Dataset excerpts
_ _ _

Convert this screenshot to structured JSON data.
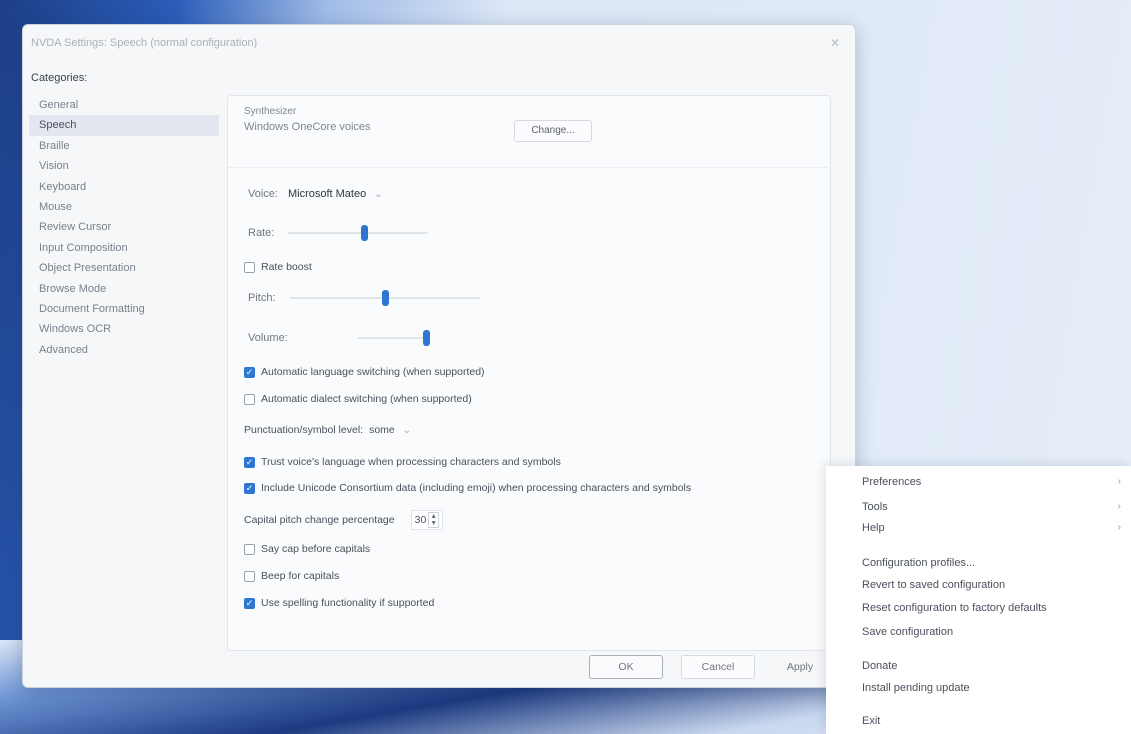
{
  "dialog": {
    "title": "NVDA Settings: Speech (normal configuration)",
    "close_icon": "close-icon",
    "categories_label": "Categories:",
    "categories": [
      "General",
      "Speech",
      "Braille",
      "Vision",
      "Keyboard",
      "Mouse",
      "Review Cursor",
      "Input Composition",
      "Object Presentation",
      "Browse Mode",
      "Document Formatting",
      "Windows OCR",
      "Advanced"
    ],
    "selected_category": "Speech"
  },
  "speech": {
    "synthesizer_label": "Synthesizer",
    "synthesizer_value": "Windows OneCore voices",
    "change_button": "Change...",
    "voice_label": "Voice:",
    "voice_value": "Microsoft Mateo",
    "rate_label": "Rate:",
    "rate_value": 0.55,
    "rate_boost_label": "Rate boost",
    "rate_boost_checked": false,
    "pitch_label": "Pitch:",
    "pitch_value": 0.5,
    "volume_label": "Volume:",
    "volume_value": 1.0,
    "auto_language_label": "Automatic language switching (when supported)",
    "auto_language_checked": true,
    "auto_dialect_label": "Automatic dialect switching (when supported)",
    "auto_dialect_checked": false,
    "punctuation_label": "Punctuation/symbol level:",
    "punctuation_value": "some",
    "trust_voice_label": "Trust voice's language when processing characters and symbols",
    "trust_voice_checked": true,
    "unicode_label": "Include Unicode Consortium data (including emoji) when processing characters and symbols",
    "unicode_checked": true,
    "cap_pitch_label": "Capital pitch change percentage",
    "cap_pitch_value": "30",
    "say_cap_label": "Say cap before capitals",
    "say_cap_checked": false,
    "beep_label": "Beep for capitals",
    "beep_checked": false,
    "spelling_label": "Use spelling functionality if supported",
    "spelling_checked": true
  },
  "footer": {
    "ok": "OK",
    "cancel": "Cancel",
    "apply": "Apply"
  },
  "menu": {
    "items": [
      {
        "label": "Preferences",
        "submenu": true
      },
      {
        "label": "Tools",
        "submenu": true
      },
      {
        "label": "Help",
        "submenu": true
      },
      {
        "label": "Configuration profiles..."
      },
      {
        "label": "Revert to saved configuration"
      },
      {
        "label": "Reset configuration to factory defaults"
      },
      {
        "label": "Save configuration"
      },
      {
        "label": "Donate"
      },
      {
        "label": "Install pending update"
      },
      {
        "label": "Exit"
      }
    ],
    "submenu_glyph": "›"
  },
  "colors": {
    "accent": "#2f76d3"
  }
}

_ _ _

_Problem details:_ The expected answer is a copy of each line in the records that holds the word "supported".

_Answer to the exercise:_
    "auto_language_label": "Automatic language switching (when supported)",
    "auto_dialect_label": "Automatic dialect switching (when supported)",
    "spelling_label": "Use spelling functionality if supported",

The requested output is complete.